6 Black are my steps on silver sod; Thick blows my frosty breath abroad; And tree and house, and hill and lake, Are frosted like a wedding cake.

7 Late lies the wintry sun a-bed, A frosty, fiery sleepy-head; Blinks but an hour or two; and then, A blood-red orange, sets again. Before the stars have left the skies, At morning in the dark I rise; And shivering in my nakedness, By the cold candle, bathe and dress. Close by the jolly fire I sit To warm my frozen bones a bit; Or with a reindeer-sled, explore The colder countries round the door. When to go out, my nurse doth wrap Me in my comforter and cap; The cold wind burns my face, and blows Its frosty pepper up my nose. Black are my steps on silver sod; Thick blows my frosty breath abroad; And tree and house, and hill and lake, Are frosted like a wedding cake. Late lies the wintry sun a-bed, A frosty, fiery sleepy-head; Blinks but an hour or two; and then, A blood-red orange, sets again. Before the stars have left the skies, At morning in the dark I rise; And shivering in my nakedness, By the cold candle, bathe and dress. Close by the jolly fire I sit To warm my frozen bones a bit; Or with a reindeer-sled, explore The colder countries round the door. When to go out, my nurse doth wrap Me in my comforter and cap; The cold wind burns my face, and blows Its frosty pepper up my nose. Black are my steps on silver sod; Thick blows my frosty breath abroad; And tree and house, and hill and lake, Are frosted like a wedding cake.

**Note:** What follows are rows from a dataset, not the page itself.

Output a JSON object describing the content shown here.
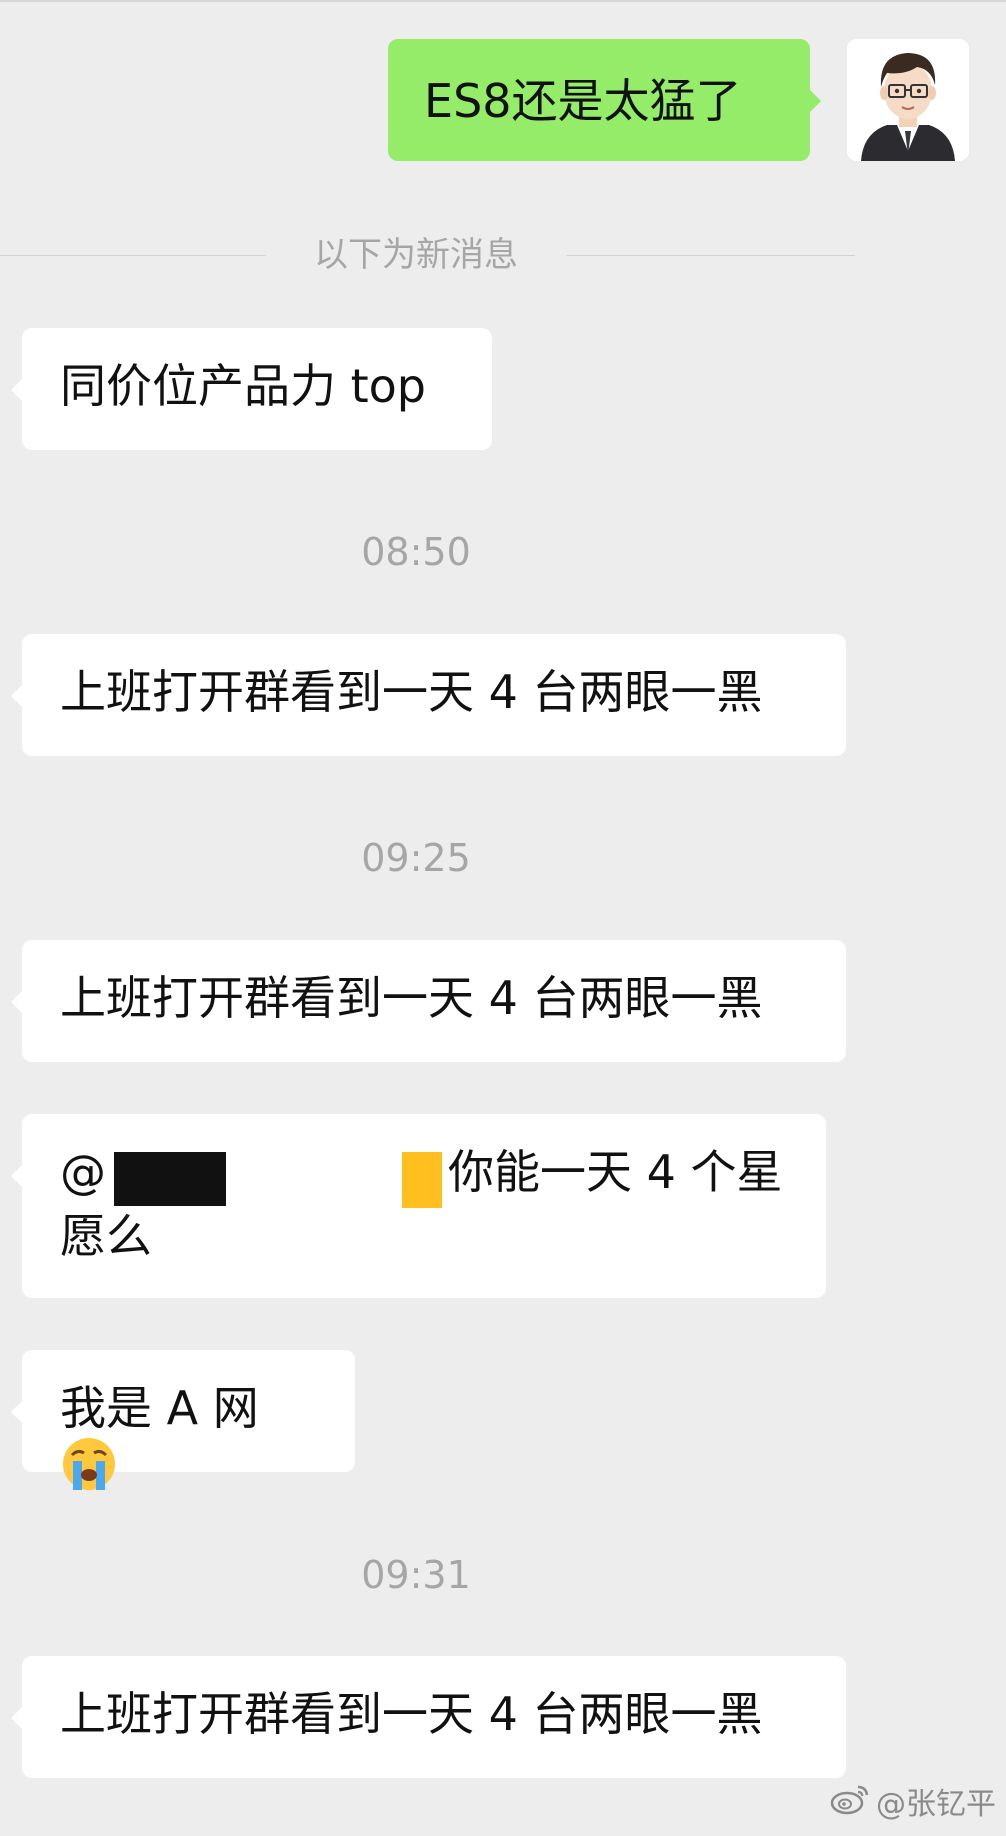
{
  "messages": {
    "outgoing_1": "ES8还是太猛了",
    "divider_label": "以下为新消息",
    "incoming_1": "同价位产品力 top",
    "time_1": "08:50",
    "incoming_2": "上班打开群看到一天 4 台两眼一黑",
    "time_2": "09:25",
    "incoming_3": "上班打开群看到一天 4 台两眼一黑",
    "incoming_4": {
      "at": "@",
      "text_line1": "你能一天 4 个星",
      "text_line2": "愿么"
    },
    "incoming_5": "我是 A 网",
    "time_3": "09:31",
    "incoming_6": "上班打开群看到一天 4 台两眼一黑"
  },
  "watermark": "@张钇平",
  "icons": {
    "avatar": "cartoon-man-with-glasses",
    "emoji": "loudly-crying-face",
    "watermark_logo": "weibo-logo"
  },
  "colors": {
    "background": "#ededed",
    "outgoing_bubble": "#95ec69",
    "incoming_bubble": "#ffffff",
    "timestamp_text": "#a6a6a6",
    "redaction_black": "#111111",
    "redaction_yellow": "#ffbf1f"
  }
}
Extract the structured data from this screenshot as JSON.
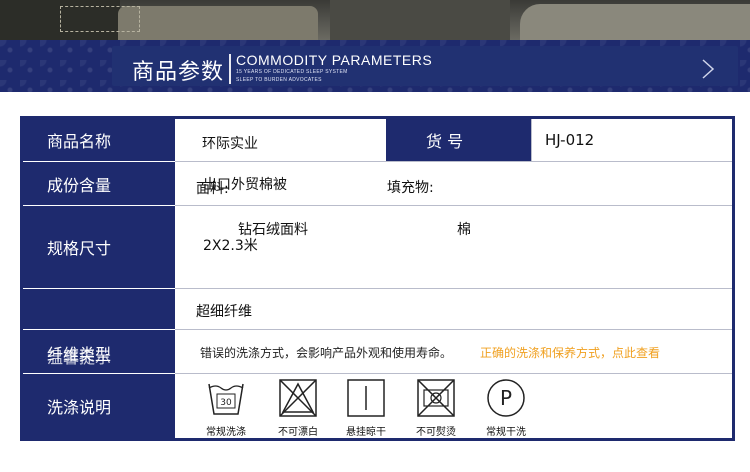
{
  "header": {
    "title_cn": "商品参数",
    "title_en": "COMMODITY PARAMETERS",
    "sub_line1": "15 YEARS OF DEDICATED SLEEP SYSTEM",
    "sub_line2": "SLEEP TO BURDEN ADVOCATES"
  },
  "table": {
    "rows": [
      {
        "label": "商品名称",
        "value": "环际实业",
        "extra_label": "货 号",
        "extra_value": "HJ-012"
      },
      {
        "label": "成份含量",
        "value_a": "面料:",
        "value_b": "出口外贸棉被",
        "value_c": "填充物:"
      },
      {
        "label": "规格尺寸",
        "value_a": "钻石绒面料",
        "value_b": "棉",
        "value_c": "2X2.3米"
      },
      {
        "label": "",
        "value": "超细纤维"
      },
      {
        "label": "纤维类型",
        "label_overlay": "温馨提示",
        "note_1": "错误的洗涤方式，会影响产品外观和使用寿命。",
        "note_2": "正确的洗涤和保养方式，点此查看"
      },
      {
        "label": "洗涤说明"
      }
    ],
    "care_icons": [
      {
        "icon": "wash-30-icon",
        "label": "常规洗涤",
        "number": "30"
      },
      {
        "icon": "no-bleach-icon",
        "label": "不可漂白"
      },
      {
        "icon": "hang-dry-icon",
        "label": "悬挂晾干"
      },
      {
        "icon": "no-iron-icon",
        "label": "不可熨烫"
      },
      {
        "icon": "dry-clean-icon",
        "label": "常规干洗",
        "letter": "P"
      }
    ]
  },
  "colors": {
    "navy": "#1e2a6e",
    "accent_orange": "#f0a020"
  }
}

Winter-Time by Robert Louis Stevenson

8 What is personified here? The sun The sun “A frosty, fiery sleepyhead” “A frosty, fiery sleepyhead” The fire “jolly” The fire “jolly” The wind The wind “ blows “ blows Its frosty pepper up my nose.” Its frosty pepper up my nose.”

9 What are they personified as? The sun is…… The sun is…… A lazy person A lazy person The wind is ….. The wind is ….. A joker, or a cook A joker, or a cook

10 Other Techniques Rhyme Rhyme Rhythm Rhythm Alliteration Alliteration Assonance Assonance Repetition Repetition Simile Simile Metaphor Metaphor

11 In Verse One, find rhyme and alliteration: Late lies the wintry sun a-bed, A frosty, fiery sleepy-head; Blinks but an hour or two; and then, A blood-red orange, sets again. Late lies the wintry sun a-bed, A frosty, fiery sleepy-head; Blinks but an hour or two; and then, A blood-red orange, sets again.

12 In verse three find assonance: Close by the jolly fire I sit To warm my frozen bones a bit; Or with a reindeer-sled, explore The colder countries round the door. Close by the jolly fire I sit To warm my frozen bones a bit; Or with a reindeer-sled, explore The colder countries round the door.

13 In verse five, find repetition and simile Black are my steps on silver sod; Thick blows my frosty breath abroad; And tree and house, and hill and lake, Are frosted like a wedding cake. Black are my steps on silver sod; Thick blows my frosty breath abroad; And tree and house, and hill and lake, Are frosted like a wedding cake.

14 What could YOU personify winter as? Jack Frost Jack Frost An old woman An old woman A polar bear A polar bear A fox A fox A queen A queen ????? ?????


Download ppt "Winter Poems. PERSONIFICATION Giving an inanimate object or abstract idea the qualities of a living being. Giving an inanimate object or abstract idea."

Similar presentations


Ads by Google